Earlier in 2007, the Supreme Court of Canada rendered a surprising decision involving the law of tenders. We believe contractors should be aware of the content of this decision which may very well have an impact on their future bids.
In this article, we will focus specifically on the claim by Development Tanaka inc. for interest and the additional indemnity by reason of contractual holdbacks Tanaka alleged to be unjustified. In order to address this claim, the Court of Appeal considered the scope of the terms used in the performance bond contract.
On April 13, 2007, the Court of Appeal ruled unanimously that evidence obtained by using subterfuge, a ruse or a ploy should not be rejected based on that fact alone. If the evidence is relevant and the means used to obtain it does not bring the administration of justice into disrepute, the evidence must be heard.
Determination of share value is an important component of shareholder agreements. When dealing with private companies, there is rarely a market outside the company, especially for shares of a minority shareholder. A mechanism must be established in order to determine the value of the shares.
Companies incorporated before September 14, 2005 have until October 12, 2007 to comply with Regulation 45-106 respecting prospectus and registration exemptions, whether by amending their articles or by signing a security holders' agreement.
Certain owners of rental properties (and, consequently, their insurers) have not yet realized the sizable burden imposed upon them by the Civil Code of Québec such as the principle of the obligation of result owed by owners of residential property, an obligation which they cannot escape.
The notion of constructive dismissal has always been a source of debate. Fortunately, in 1997, the Supreme Court of Canada had the opportunity to rule on this notion
In trade-mark matters, to be famous is not enough! This is the conclusion recently reached by the Supreme Court of Canada in two very important unanimous decisions: Veuve Clicquot Ponsardin and Barbie.
What responsibility would you have if one of your guests were to leave the event drunk and injure a third party? The Supreme Court of Canada had to consider this issue in the case of Childs v. Desormeaux in a judgement rendered on May 5, 2006.
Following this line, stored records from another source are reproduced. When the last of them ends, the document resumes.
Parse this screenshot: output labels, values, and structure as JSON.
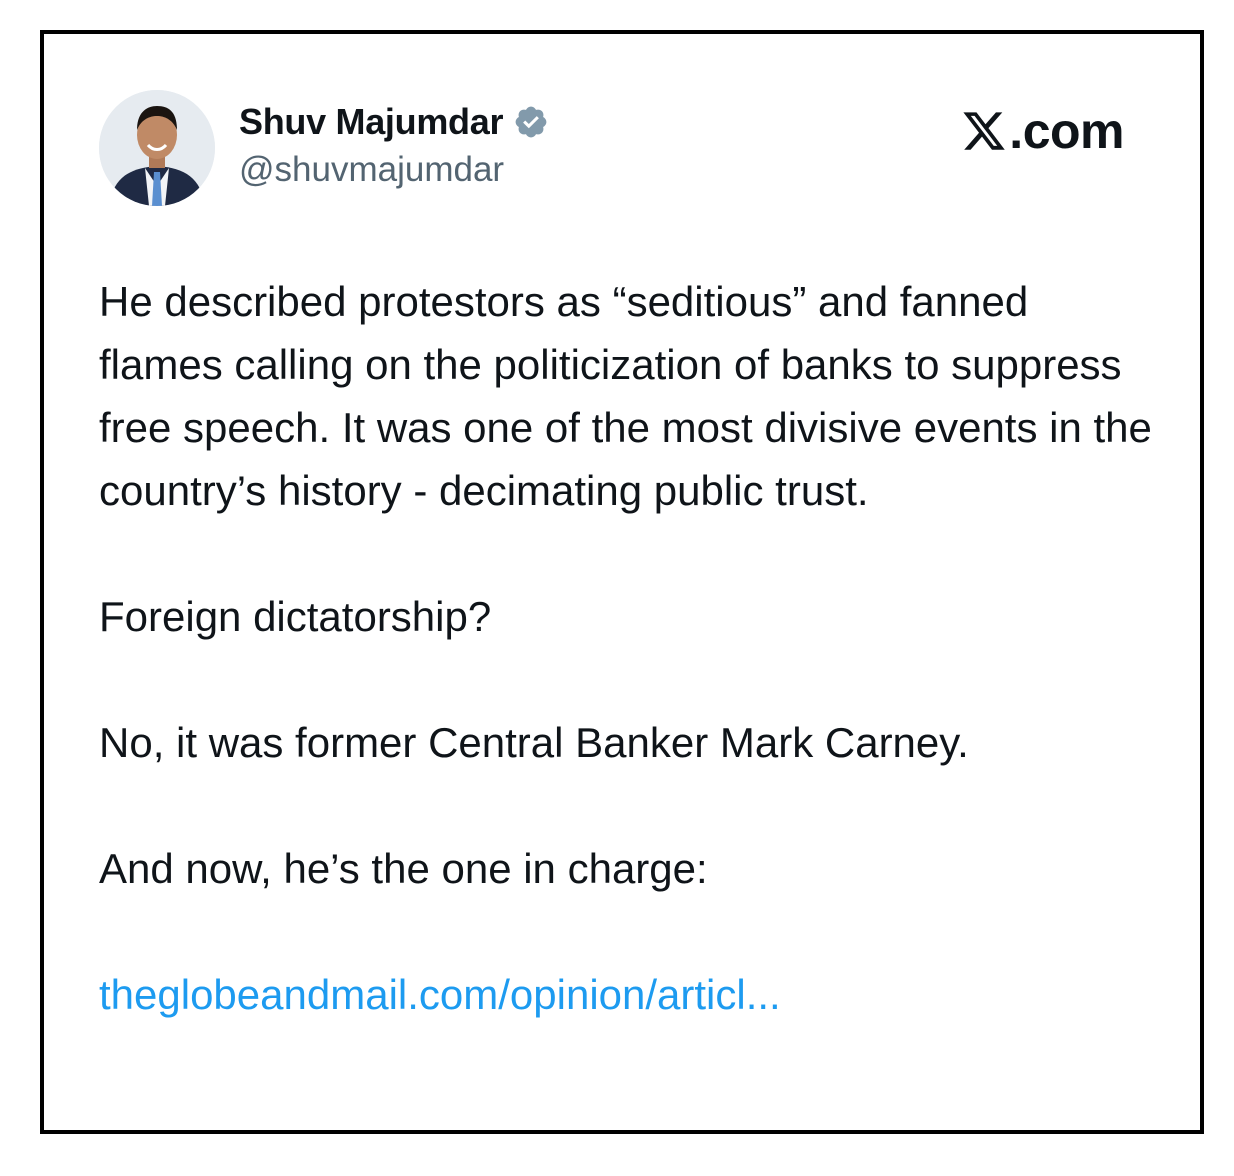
{
  "tweet": {
    "author": {
      "display_name": "Shuv Majumdar",
      "handle": "@shuvmajumdar",
      "verified": true,
      "verified_icon": "verified-badge-icon"
    },
    "brand": {
      "logo_icon": "x-logo-icon",
      "suffix": ".com"
    },
    "body": {
      "paragraph_1": "He described protestors as “seditious” and fanned flames calling on the politicization of banks to suppress free speech. It was one of the most divisive events in the country’s history - decimating public trust.",
      "paragraph_2": "Foreign dictatorship?",
      "paragraph_3": "No, it was former Central Banker Mark Carney.",
      "paragraph_4": "And now, he’s the one in charge:",
      "link_text": "theglobeandmail.com/opinion/articl..."
    }
  },
  "colors": {
    "text": "#0f1419",
    "secondary_text": "#536471",
    "link": "#1d9bf0",
    "verified_badge": "#829aab",
    "frame_border": "#000000"
  }
}
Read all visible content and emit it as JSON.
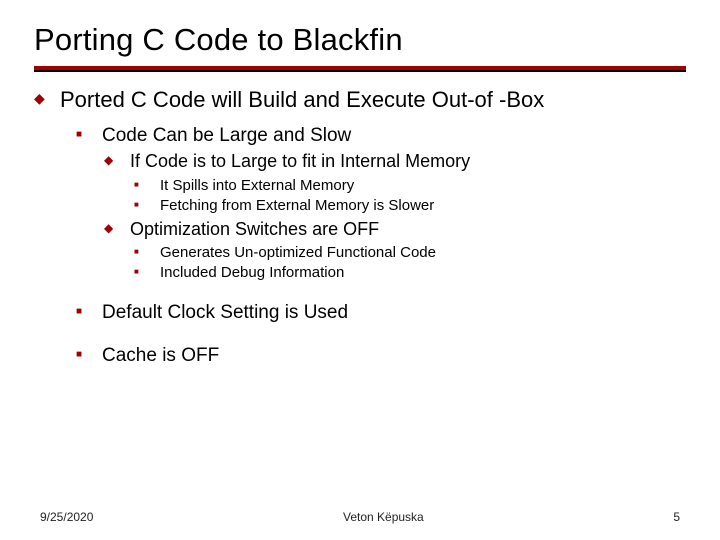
{
  "title": "Porting C Code to Blackfin",
  "main": {
    "text": "Ported C Code will Build and Execute Out-of -Box",
    "subs": [
      {
        "text": "Code Can be Large and Slow",
        "subs": [
          {
            "text": "If Code is to Large to fit in Internal Memory",
            "subs": [
              {
                "text": "It Spills into External Memory"
              },
              {
                "text": "Fetching from External Memory is Slower"
              }
            ]
          },
          {
            "text": "Optimization Switches are OFF",
            "subs": [
              {
                "text": "Generates Un-optimized Functional Code"
              },
              {
                "text": "Included Debug Information"
              }
            ]
          }
        ]
      },
      {
        "text": "Default Clock Setting is Used"
      },
      {
        "text": "Cache is OFF"
      }
    ]
  },
  "footer": {
    "date": "9/25/2020",
    "author": "Veton Këpuska",
    "page": "5"
  }
}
The thesis of this article is that the Supreme Court's view on these issues created too high a hurdle for functional product shapes to act as trademarks. The court did not recognize that the settled functionality doctrine is too inflexible and overlooked cases that presented a more nuanced view.